Yesterday Bob and I finalized our will, a task that was long overdue since we are both in our late 50s (although both in great health). Along with the four-inch-thick binder that specifies how our assets will be divided once we are gone, our estate plan includes something more: a 45-minute-long audio of us sharing our personal histories and our philosophies towards family, work, money and other big topics.
Our attorney told us that this oral record, which she called the “priceless conversation,” was as important as the estate plan. It would help our children remember our voices and the details of their ancestries: our parents and grandparents’ names and birthplaces, our memories of where we grew up. But it would also give them our thoughts about our priorities and values, our hopes for their own futures, and how we would like them to remember us. In turn, maybe it would help guide them in deciding how to spend their inheritance – as Bob pointed out, “a user’s manual for the money.”
I was a little apprehensive when we learned that the “priceless conversation” was part of our package of estate planning. The family history was pretty cut and dried, but the list of topics – thoughtfully sent to us a few days ahead — included major ones that I haven’t pondered enough:
“Describe your proudest moment or an accomplishment you found most gratifying.”
“What do you feel is the true measure of success?”
“What are the qualities that a person needs to live a rewarding life?”
“What advice about using money wisely would you hope to pass on to your children, grandchildren or other loved ones?”
[and the last one:]
“If you could pick a few things that your family would remember about you, what would they be?”
Does anybody other than religious zealots know the answers to these big questions? Our attorney assured us there were no “right” or “wrong” answers; that we were not being graded. Yet the night before our meeting I lay awake wondering how I would answer them, slightly ashamed that I didn’t know, angry that I didn’t give myself more time to write a good “script.” Despite being a parent for 27 years I still sometimes feel as if I am muddling my way along, dealing with each new situation on the fly and without a playbook, waffling too many times, consistent only in my inconsistency.
All of us hope that we have passed along the right values to our children, that we have given them the best foundation for the challenges of adulthood, that their memories of us will be good ones. But we are flawed individuals, which makes us flawed parents. We second-guess ourselves and replay painful videos of our fumbles.
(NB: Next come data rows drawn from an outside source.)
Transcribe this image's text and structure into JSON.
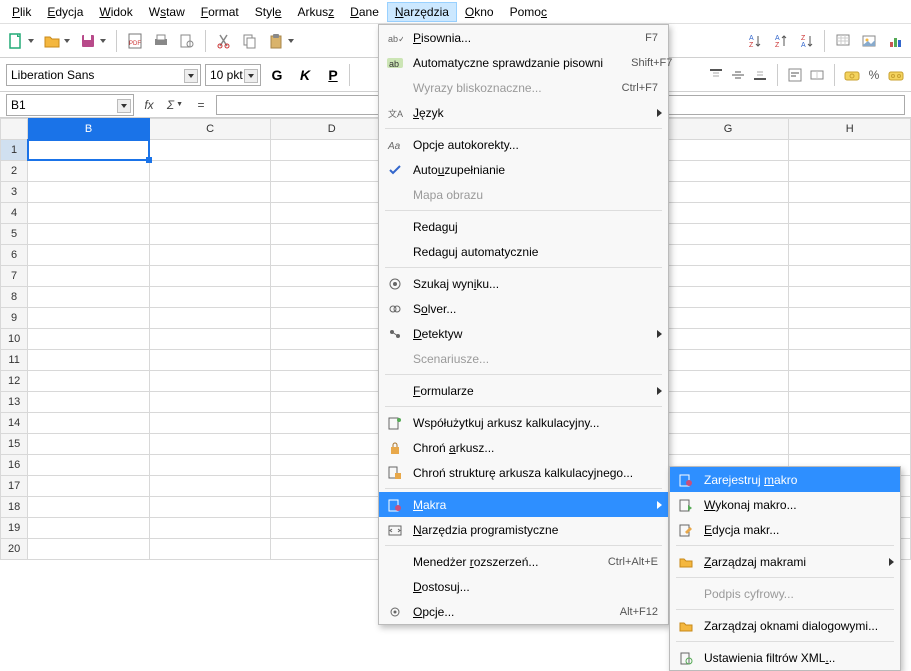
{
  "menubar": {
    "items": [
      {
        "label": "Plik",
        "u": 0
      },
      {
        "label": "Edycja",
        "u": 0
      },
      {
        "label": "Widok",
        "u": 0
      },
      {
        "label": "Wstaw",
        "u": 1
      },
      {
        "label": "Format",
        "u": 0
      },
      {
        "label": "Style",
        "u": 4
      },
      {
        "label": "Arkusz",
        "u": 5
      },
      {
        "label": "Dane",
        "u": 0
      },
      {
        "label": "Narzędzia",
        "u": 0,
        "active": true
      },
      {
        "label": "Okno",
        "u": 0
      },
      {
        "label": "Pomoc",
        "u": 4
      }
    ]
  },
  "toolbar": {
    "icons": [
      "new-file-icon",
      "open-folder-icon",
      "save-icon",
      "export-pdf-icon",
      "print-icon",
      "print-preview-icon",
      "cut-icon",
      "copy-icon",
      "paste-icon"
    ]
  },
  "toolbar_right": {
    "icons": [
      "sort-icon",
      "sort-asc-icon",
      "sort-desc-icon",
      "filter-icon",
      "image-icon",
      "chart-icon"
    ]
  },
  "toolbar2": {
    "font_name": "Liberation Sans",
    "font_size": "10 pkt",
    "bold": "G",
    "italic": "K",
    "underline": "P"
  },
  "toolbar2_right": {
    "icons": [
      "align-top-icon",
      "align-middle-icon",
      "align-bottom-icon",
      "wrap-icon",
      "merge-icon",
      "currency-icon",
      "percent-icon",
      "number-icon"
    ]
  },
  "formulabar": {
    "cell_ref": "B1",
    "fx": "fx",
    "sigma": "Σ",
    "eq": "="
  },
  "sheet": {
    "columns": [
      "B",
      "C",
      "D",
      "G",
      "H"
    ],
    "rows": [
      1,
      2,
      3,
      4,
      5,
      6,
      7,
      8,
      9,
      10,
      11,
      12,
      13,
      14,
      15,
      16,
      17,
      18,
      19,
      20
    ],
    "selected_col": "B",
    "selected_row": 1
  },
  "menu_tools": {
    "items": [
      {
        "icon": "abc-icon",
        "label": "Pisownia...",
        "u": 0,
        "shortcut": "F7"
      },
      {
        "icon": "abc-check-icon",
        "label": "Automatyczne sprawdzanie pisowni",
        "shortcut": "Shift+F7"
      },
      {
        "label": "Wyrazy bliskoznaczne...",
        "shortcut": "Ctrl+F7",
        "disabled": true
      },
      {
        "icon": "language-icon",
        "label": "Język",
        "u": 0,
        "sub": true
      },
      {
        "sep": true
      },
      {
        "icon": "autocorrect-icon",
        "label": "Opcje autokorekty...",
        "u": -1
      },
      {
        "icon": "check-icon",
        "label": "Autouzupełnianie",
        "u": 4
      },
      {
        "label": "Mapa obrazu",
        "disabled": true
      },
      {
        "sep": true
      },
      {
        "label": "Redaguj"
      },
      {
        "label": "Redaguj automatycznie"
      },
      {
        "sep": true
      },
      {
        "icon": "goal-icon",
        "label": "Szukaj wyniku...",
        "u": 10
      },
      {
        "icon": "solver-icon",
        "label": "Solver...",
        "u": 1
      },
      {
        "icon": "detective-icon",
        "label": "Detektyw",
        "u": 0,
        "sub": true
      },
      {
        "label": "Scenariusze...",
        "disabled": true
      },
      {
        "sep": true
      },
      {
        "label": "Formularze",
        "u": 0,
        "sub": true
      },
      {
        "sep": true
      },
      {
        "icon": "share-icon",
        "label": "Współużytkuj arkusz kalkulacyjny..."
      },
      {
        "icon": "lock-icon",
        "label": "Chroń arkusz...",
        "u": 6
      },
      {
        "icon": "lock-doc-icon",
        "label": "Chroń strukturę arkusza kalkulacyjnego..."
      },
      {
        "sep": true
      },
      {
        "icon": "macro-icon",
        "label": "Makra",
        "u": 0,
        "sub": true,
        "highlight": true
      },
      {
        "icon": "dev-icon",
        "label": "Narzędzia programistyczne",
        "u": 0
      },
      {
        "sep": true
      },
      {
        "label": "Menedżer rozszerzeń...",
        "u": 9,
        "shortcut": "Ctrl+Alt+E"
      },
      {
        "label": "Dostosuj...",
        "u": 0
      },
      {
        "icon": "gear-icon",
        "label": "Opcje...",
        "u": 0,
        "shortcut": "Alt+F12"
      }
    ]
  },
  "menu_macros": {
    "items": [
      {
        "icon": "record-icon",
        "label": "Zarejestruj makro",
        "u": 12,
        "highlight": true
      },
      {
        "icon": "play-icon",
        "label": "Wykonaj makro...",
        "u": 0
      },
      {
        "icon": "edit-macro-icon",
        "label": "Edycja makr...",
        "u": 0
      },
      {
        "sep": true
      },
      {
        "icon": "manage-icon",
        "label": "Zarządzaj makrami",
        "u": 0,
        "sub": true
      },
      {
        "sep": true
      },
      {
        "label": "Podpis cyfrowy...",
        "disabled": true
      },
      {
        "sep": true
      },
      {
        "icon": "dialog-icon",
        "label": "Zarządzaj oknami dialogowymi..."
      },
      {
        "sep": true
      },
      {
        "icon": "xml-icon",
        "label": "Ustawienia filtrów XML...",
        "u": 22
      }
    ]
  }
}
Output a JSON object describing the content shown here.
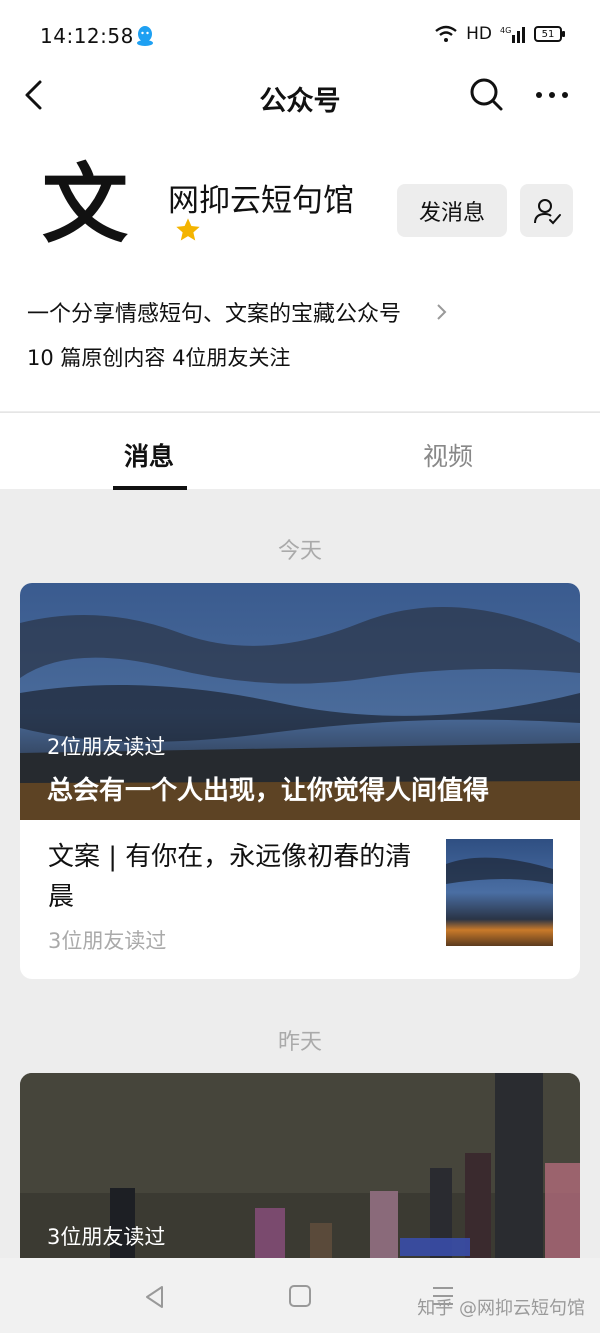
{
  "status_bar": {
    "time": "14:12:58",
    "network": "HD",
    "signal": "4G",
    "battery": "51"
  },
  "nav": {
    "title": "公众号"
  },
  "account": {
    "avatar_glyph": "文",
    "name": "网抑云短句馆",
    "send_message_label": "发消息",
    "description": "一个分享情感短句、文案的宝藏公众号",
    "stats": "10 篇原创内容  4位朋友关注"
  },
  "tabs": [
    {
      "label": "消息",
      "active": true
    },
    {
      "label": "视频",
      "active": false
    }
  ],
  "feed": {
    "today_label": "今天",
    "yesterday_label": "昨天",
    "card1": {
      "cover_reads": "2位朋友读过",
      "cover_title": "总会有一个人出现，让你觉得人间值得",
      "sub_title": "文案 | 有你在，永远像初春的清晨",
      "sub_reads": "3位朋友读过"
    },
    "card2": {
      "cover_reads": "3位朋友读过"
    }
  },
  "watermark": "知乎 @网抑云短句馆",
  "colors": {
    "accent_star": "#f4b400",
    "background": "#ededed",
    "text": "#111111",
    "muted": "#aaaaaa"
  },
  "icons": {
    "back": "chevron-left-icon",
    "search": "search-icon",
    "more": "more-icon",
    "follow": "user-check-icon",
    "star": "star-icon"
  }
}
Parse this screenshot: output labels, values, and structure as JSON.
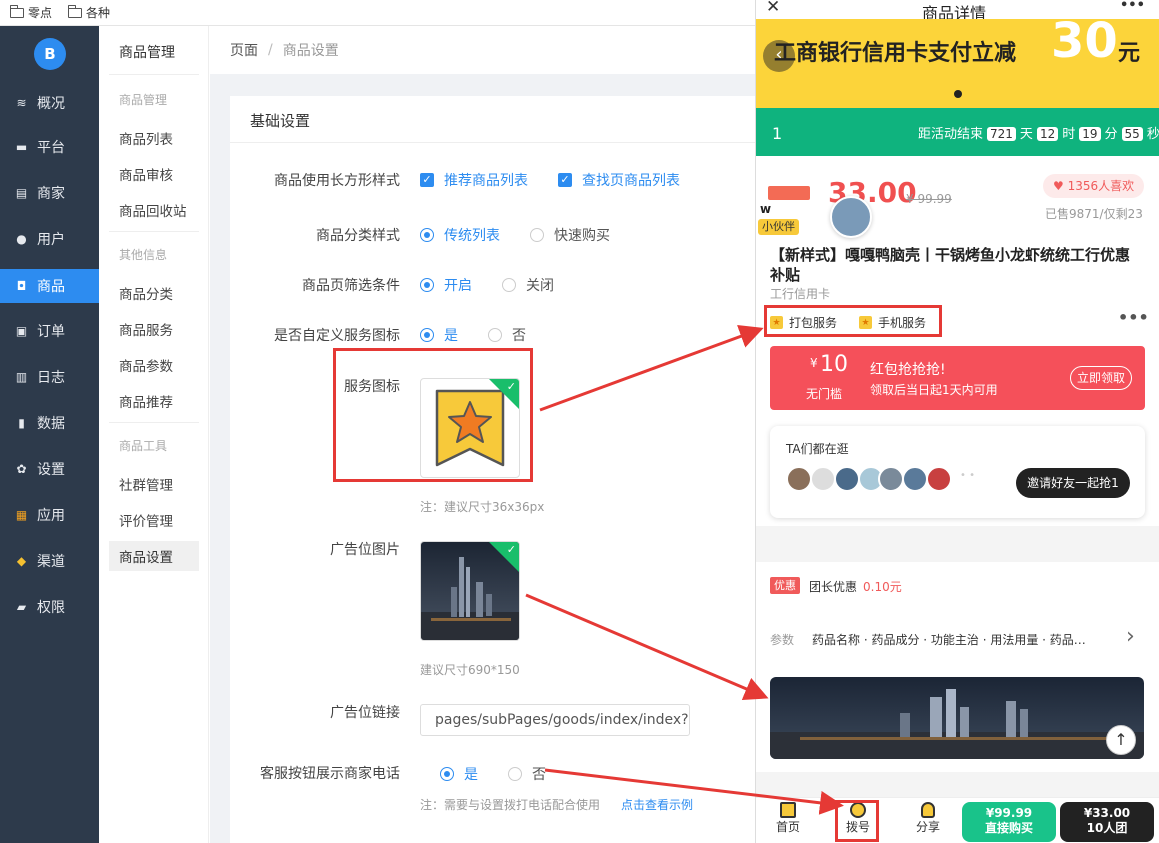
{
  "bookmarks": [
    {
      "label": "零点"
    },
    {
      "label": "各种"
    }
  ],
  "sidebar": {
    "logo": "B",
    "items": [
      {
        "label": "概况",
        "icon": "dashboard-icon",
        "glyph": "≋"
      },
      {
        "label": "平台",
        "icon": "monitor-icon",
        "glyph": "▬"
      },
      {
        "label": "商家",
        "icon": "store-icon",
        "glyph": "▤"
      },
      {
        "label": "用户",
        "icon": "user-icon",
        "glyph": "●"
      },
      {
        "label": "商品",
        "icon": "bag-icon",
        "glyph": "◘"
      },
      {
        "label": "订单",
        "icon": "order-icon",
        "glyph": "▣"
      },
      {
        "label": "日志",
        "icon": "book-icon",
        "glyph": "▥"
      },
      {
        "label": "数据",
        "icon": "chart-icon",
        "glyph": "▮"
      },
      {
        "label": "设置",
        "icon": "gear-icon",
        "glyph": "✿"
      },
      {
        "label": "应用",
        "icon": "apps-icon",
        "glyph": "▦"
      },
      {
        "label": "渠道",
        "icon": "cube-icon",
        "glyph": "◆"
      },
      {
        "label": "权限",
        "icon": "lock-icon",
        "glyph": "▰"
      }
    ]
  },
  "subnav": {
    "title": "商品管理",
    "groups": [
      {
        "label": "商品管理",
        "items": [
          "商品列表",
          "商品审核",
          "商品回收站"
        ]
      },
      {
        "label": "其他信息",
        "items": [
          "商品分类",
          "商品服务",
          "商品参数",
          "商品推荐"
        ]
      },
      {
        "label": "商品工具",
        "items": [
          "社群管理",
          "评价管理",
          "商品设置"
        ]
      }
    ]
  },
  "breadcrumb": {
    "home": "页面",
    "sep": "/",
    "current": "商品设置"
  },
  "form": {
    "card_title": "基础设置",
    "rect_style": {
      "label": "商品使用长方形样式",
      "opt1": "推荐商品列表",
      "opt2": "查找页商品列表"
    },
    "category_style": {
      "label": "商品分类样式",
      "opt1": "传统列表",
      "opt2": "快速购买"
    },
    "filter": {
      "label": "商品页筛选条件",
      "opt1": "开启",
      "opt2": "关闭"
    },
    "custom_icon": {
      "label": "是否自定义服务图标",
      "opt1": "是",
      "opt2": "否"
    },
    "service_icon": {
      "label": "服务图标",
      "note": "注：建议尺寸36x36px"
    },
    "ad_image": {
      "label": "广告位图片",
      "note": "建议尺寸690*150"
    },
    "ad_link": {
      "label": "广告位链接",
      "value": "pages/subPages/goods/index/index?g"
    },
    "phone_btn": {
      "label": "客服按钮展示商家电话",
      "opt1": "是",
      "opt2": "否",
      "note": "注：需要与设置拨打电话配合使用",
      "link": "点击查看示例"
    }
  },
  "phone": {
    "title": "商品详情",
    "close": "✕",
    "more": "•••",
    "banner_text": "工商银行信用卡支付立减",
    "banner_num": "30",
    "banner_unit": "元",
    "count": {
      "index": "1",
      "label": "距活动结束",
      "days": "721",
      "d": "天",
      "hours": "12",
      "h": "时",
      "mins": "19",
      "m": "分",
      "secs": "55",
      "s": "秒"
    },
    "price": "33.00",
    "orig_price": "¥ 99.99",
    "likes": "1356人喜欢",
    "sold": "已售9871/仅剩23",
    "buddy_initial": "w",
    "buddy_tag": "小伙伴",
    "product_title": "【新样式】嘎嘎鸭脑壳丨干锅烤鱼小龙虾统统工行优惠补贴",
    "product_sub": "工行信用卡",
    "services": [
      "打包服务",
      "手机服务"
    ],
    "coupon": {
      "amount": "10",
      "currency": "¥",
      "cond": "无门槛",
      "title": "红包抢抢抢!",
      "desc": "领取后当日起1天内可用",
      "btn": "立即领取"
    },
    "friends": {
      "title": "TA们都在逛",
      "btn": "邀请好友一起抢1"
    },
    "promo": {
      "tag": "优惠",
      "text": "团长优惠",
      "value": "0.10元"
    },
    "params": {
      "label": "参数",
      "text": "药品名称 · 药品成分 · 功能主治 · 用法用量 · 药品…"
    },
    "tabs": [
      {
        "label": "首页"
      },
      {
        "label": "拨号"
      },
      {
        "label": "分享"
      }
    ],
    "buy_direct": {
      "price": "¥99.99",
      "label": "直接购买"
    },
    "buy_group": {
      "price": "¥33.00",
      "label": "10人团"
    }
  },
  "colors": {
    "accent": "#2d8cf0",
    "sidebar": "#2d3a4b",
    "annotation": "#e53935",
    "green": "#0fb37e"
  }
}
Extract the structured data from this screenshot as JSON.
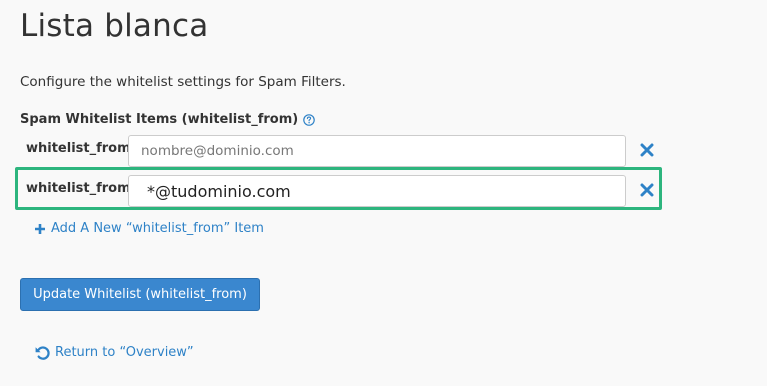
{
  "page": {
    "title": "Lista blanca",
    "description": "Configure the whitelist settings for Spam Filters."
  },
  "whitelist": {
    "section_label": "Spam Whitelist Items (whitelist_from)",
    "items": [
      {
        "label": "whitelist_from",
        "value": "",
        "placeholder": "nombre@dominio.com"
      },
      {
        "label": "whitelist_from",
        "value": "*@tudominio.com",
        "placeholder": ""
      }
    ],
    "add_label": "Add A New “whitelist_from” Item"
  },
  "actions": {
    "update_label": "Update Whitelist (whitelist_from)",
    "return_label": "Return to “Overview”"
  },
  "icons": {
    "help": "question-circle-icon",
    "remove": "close-x-icon",
    "add": "plus-icon",
    "return": "undo-icon"
  },
  "colors": {
    "accent": "#2e82c7",
    "button": "#3a87cf",
    "highlight": "#2db57e"
  }
}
But yesterday morning I gave it my best, and I hope that I won’t confuse our children too much 30 years from now when they unveil this time capsule from my middle-aged life. We followed a format: the attorney asked each question; I answered first, and then Bob would answer. Bob was a lot more eloquent. As the digital recorder screen started ticking off the seconds, I said that I hoped our children would spend their inheritance wisely on things that would bring lasting pleasure and memories for their families. I hoped that our children would value relationships and family above money and always be able to grow stronger from their mistakes and setbacks.
As I thought about that last question – how I wanted to be remembered — I found it was easier to remember the things I hoped people wouldn’t remember. While I didn’t put it on tape, for the record here are 10 things I hope my children don’t remember about me:
1. The time I poured orange juice on a whiny four-year-old after he complained it didn’t have ice.
2. The time we opened our car door in the Springfield Mall parking lot and smashed the headlight of a brand new Toyota next to us, and my first instinct was to move the car. (I did change my mind and put a note on the Toyota’s window with my phone number.)
3. The time I accidently dropped a six-year-old off at the wrong field for a baseball game.
4. All the times we didn’t go to church
5. The time my 18-month-old chased a ball down our busy street while I was folding clothes, totally oblivious.
6. A troubled two-year period when I took up smoking and I’d hide in the bathroom with the exhaust on, while my concerned children knocked on the door and said “Mom, we know what you’re doing in there.”
7. The busy weeks as a working single mom when we’d order pizza one night and reheat it all week.
8. The time I couldn’t understand my 13-year-old’s math homework enough to help him and bellowed, “Ask your teacher. That’s what she’s being paid for.”
9. All the times I made my daughter cry when I tried to get the knots out of her curls.
10. All the times I lost patience.